Start of Information shown

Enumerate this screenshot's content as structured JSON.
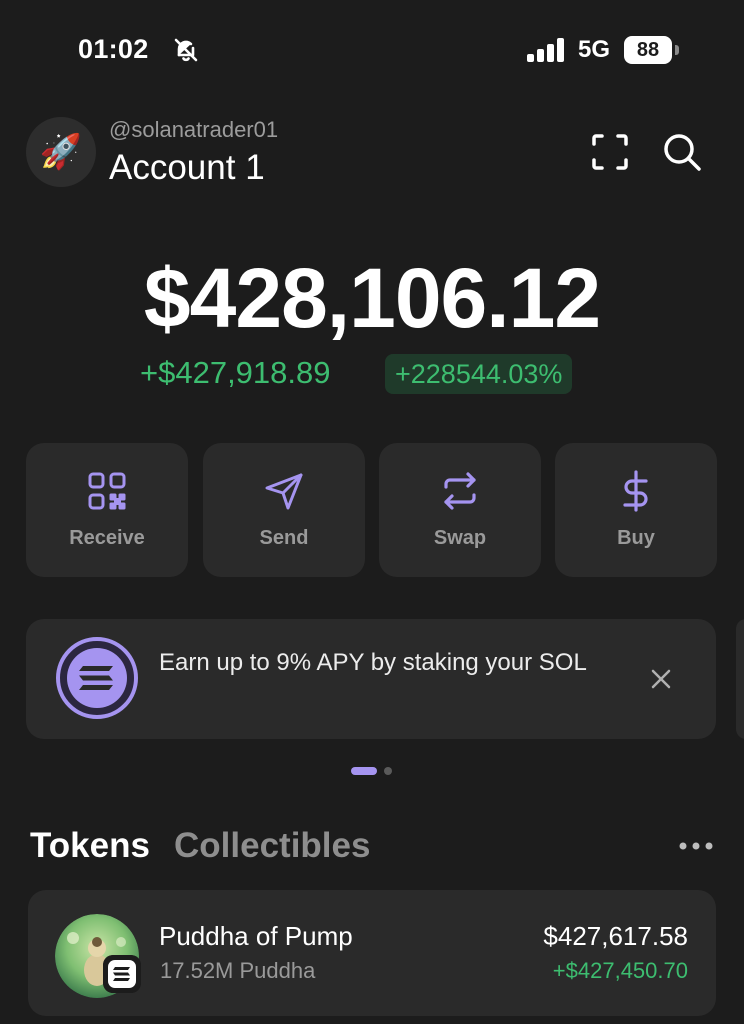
{
  "status_bar": {
    "time": "01:02",
    "network": "5G",
    "battery": "88"
  },
  "account": {
    "handle": "@solanatrader01",
    "name": "Account 1",
    "avatar_emoji": "🚀"
  },
  "balance": {
    "total": "$428,106.12",
    "change_value": "+$427,918.89",
    "change_percent": "+228544.03%"
  },
  "actions": [
    {
      "label": "Receive",
      "icon": "qr-code-icon"
    },
    {
      "label": "Send",
      "icon": "send-icon"
    },
    {
      "label": "Swap",
      "icon": "swap-icon"
    },
    {
      "label": "Buy",
      "icon": "dollar-icon"
    }
  ],
  "banner": {
    "text": "Earn up to 9% APY by staking your SOL"
  },
  "tabs": {
    "tokens": "Tokens",
    "collectibles": "Collectibles"
  },
  "tokens": [
    {
      "name": "Puddha of Pump",
      "amount": "17.52M Puddha",
      "value": "$427,617.58",
      "change": "+$427,450.70"
    }
  ],
  "colors": {
    "accent": "#a594f0",
    "positive": "#3dbd70",
    "background": "#1c1c1c",
    "card": "#2a2a2a"
  }
}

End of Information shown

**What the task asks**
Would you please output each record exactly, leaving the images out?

**Result of the task**
Enumerate this screenshot's content as structured JSON.
{
  "status_bar": {
    "time": "01:02",
    "network": "5G",
    "battery": "88"
  },
  "account": {
    "handle": "@solanatrader01",
    "name": "Account 1",
    "avatar_emoji": "🚀"
  },
  "balance": {
    "total": "$428,106.12",
    "change_value": "+$427,918.89",
    "change_percent": "+228544.03%"
  },
  "actions": [
    {
      "label": "Receive",
      "icon": "qr-code-icon"
    },
    {
      "label": "Send",
      "icon": "send-icon"
    },
    {
      "label": "Swap",
      "icon": "swap-icon"
    },
    {
      "label": "Buy",
      "icon": "dollar-icon"
    }
  ],
  "banner": {
    "text": "Earn up to 9% APY by staking your SOL"
  },
  "tabs": {
    "tokens": "Tokens",
    "collectibles": "Collectibles"
  },
  "tokens": [
    {
      "name": "Puddha of Pump",
      "amount": "17.52M Puddha",
      "value": "$427,617.58",
      "change": "+$427,450.70"
    }
  ],
  "colors": {
    "accent": "#a594f0",
    "positive": "#3dbd70",
    "background": "#1c1c1c",
    "card": "#2a2a2a"
  }
}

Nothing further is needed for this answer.